KUALA LUMPUR: In Malaysia, Eid is not only a time for close friends and family. It is a time when people throw open their doors and invite others to join the festivities.
The country’s Open House tradition has been around for decades - although its origin is unknown - and takes place during the country’s major festivals including Eid Al-Fitr, Eid Al-Adha, Christmas, Diwali and Chinese New Year.
Prime Minister Mahatir Mohamad and his Cabinet hosted an Open House on Wednesday, while King Sultan Abdullah Sultan Ahmad Shah is hosting one at his palace on Thursday in his home state of Pahang.
While these events attracts thousands of people, and can involve public transport arrangements and catering trucks, there are also smaller-scale offerings of hospitality.
“The food is the main attraction,” Siti Khadijah Kamaruddin, a 34-year-old working mother, told Arab News. “It is the only time where we would have a feast of lontong (cubed rice with vegetarian coconut curry), rendang (spicy stewed meat), satay and kuah kacang (skewed meat with spicy peanut sauce). Sometimes we even have a barbecued whole lamb.”
She said it was a family tradition to have an Open House on the first day of Eid, when relatives, friends and neighbors were invited to enjoy a glorious feast. “During Open House we simply open our gates to others so they can come and visit us. It is an enjoyable time for me as I am usually busy with kids and work, so have little time with friends and family. It helps me to cherish the good moments with them!”
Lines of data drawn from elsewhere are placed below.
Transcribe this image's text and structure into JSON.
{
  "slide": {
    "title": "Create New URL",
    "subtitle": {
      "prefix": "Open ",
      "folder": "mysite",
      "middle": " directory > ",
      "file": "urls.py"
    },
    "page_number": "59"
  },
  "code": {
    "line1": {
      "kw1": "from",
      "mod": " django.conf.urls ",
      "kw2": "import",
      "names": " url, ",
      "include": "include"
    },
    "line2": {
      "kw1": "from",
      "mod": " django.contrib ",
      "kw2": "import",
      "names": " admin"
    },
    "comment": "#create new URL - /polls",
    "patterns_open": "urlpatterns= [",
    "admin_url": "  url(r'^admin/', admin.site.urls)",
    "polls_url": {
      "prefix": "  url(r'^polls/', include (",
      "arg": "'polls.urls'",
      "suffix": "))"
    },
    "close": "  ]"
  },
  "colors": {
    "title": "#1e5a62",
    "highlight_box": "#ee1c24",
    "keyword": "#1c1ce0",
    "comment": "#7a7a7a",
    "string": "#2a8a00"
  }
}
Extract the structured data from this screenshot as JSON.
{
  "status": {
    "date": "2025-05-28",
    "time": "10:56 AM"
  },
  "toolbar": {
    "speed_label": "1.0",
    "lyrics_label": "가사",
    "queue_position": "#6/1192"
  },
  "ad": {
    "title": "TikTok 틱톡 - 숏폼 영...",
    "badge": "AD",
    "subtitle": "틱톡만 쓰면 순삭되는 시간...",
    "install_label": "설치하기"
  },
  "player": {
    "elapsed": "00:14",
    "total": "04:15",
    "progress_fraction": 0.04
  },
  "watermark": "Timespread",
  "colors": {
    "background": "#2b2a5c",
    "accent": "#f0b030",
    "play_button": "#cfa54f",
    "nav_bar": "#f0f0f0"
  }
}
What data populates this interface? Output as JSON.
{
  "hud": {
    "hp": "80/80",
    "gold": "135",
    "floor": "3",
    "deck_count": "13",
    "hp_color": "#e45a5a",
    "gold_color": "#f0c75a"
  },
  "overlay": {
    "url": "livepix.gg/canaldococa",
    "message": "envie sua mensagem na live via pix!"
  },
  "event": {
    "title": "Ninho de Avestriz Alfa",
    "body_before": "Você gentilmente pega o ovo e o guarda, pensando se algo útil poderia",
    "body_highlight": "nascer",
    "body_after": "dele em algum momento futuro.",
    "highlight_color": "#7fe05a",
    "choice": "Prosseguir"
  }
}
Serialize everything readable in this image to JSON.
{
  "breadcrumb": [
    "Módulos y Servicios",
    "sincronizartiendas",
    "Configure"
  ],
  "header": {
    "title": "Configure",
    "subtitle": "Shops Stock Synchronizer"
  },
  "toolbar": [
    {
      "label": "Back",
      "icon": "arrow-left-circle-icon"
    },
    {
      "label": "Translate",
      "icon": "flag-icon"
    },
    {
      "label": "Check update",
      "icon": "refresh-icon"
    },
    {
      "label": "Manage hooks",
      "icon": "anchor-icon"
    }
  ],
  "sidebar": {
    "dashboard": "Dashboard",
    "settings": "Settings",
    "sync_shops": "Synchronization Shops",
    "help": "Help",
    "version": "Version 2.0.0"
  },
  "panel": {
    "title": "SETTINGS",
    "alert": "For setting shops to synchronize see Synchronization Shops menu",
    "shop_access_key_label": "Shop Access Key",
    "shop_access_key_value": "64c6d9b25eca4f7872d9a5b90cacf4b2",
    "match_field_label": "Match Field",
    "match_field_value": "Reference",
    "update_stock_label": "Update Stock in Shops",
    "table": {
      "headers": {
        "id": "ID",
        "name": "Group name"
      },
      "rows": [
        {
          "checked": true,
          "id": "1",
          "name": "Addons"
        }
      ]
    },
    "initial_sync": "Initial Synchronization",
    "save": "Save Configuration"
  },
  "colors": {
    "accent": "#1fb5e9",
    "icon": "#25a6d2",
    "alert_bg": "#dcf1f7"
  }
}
Malaysia is one of the most multicultural nations in the region. It is home to Malays, Chinese, Indians, Kadazans, Ibans and people from other ethnic minorities. It is normal for visitors and residents to be exposed to different cultures, languages, traditions, religions and cuisines.
Adrian Pereira, 38, is a Christian who works in the non-profit sector.
“I like the Open House tradition because it brings everyone together,” he told Arab News. “Growing up in a small town in Kota Tinggi, we always frequented our neighbor’s house during Hari Raya (Eid). We built strong bonds and friendships during that time. Of course, I still remember ketupat, rendang, satay, which are my favourite dishes! Although some of these foods are available throughout the year, it has a special and magical taste during Hari Raya.”
Imran, an Arab-Palestinian based in Kuala Lumpur, said he enjoyed the tradition of sharing food and happiness with others.
“The kuih raya (Malay cookies) in Malaysia are so tasty, especially the kuih nenas (pineapple cookies). Also sometimes they have durian fruit, which is a must-try!” he told Arab News. “One of the most beautiful things is everyone gets something during Hari Raya. Children get duit raya (green money packets), older people enjoy the festive cuisine and delicacies. Houses are open for people to visit each other.”
He said Eid was special to every Malaysian because it resonated with the idea of forgiveness.
“People remember their family members, they practice silaturrahim (strengthening ties), they forgive each other, this is beautiful.”
He also said the Open House tradition was a great leveler as it was something everyone could participate in.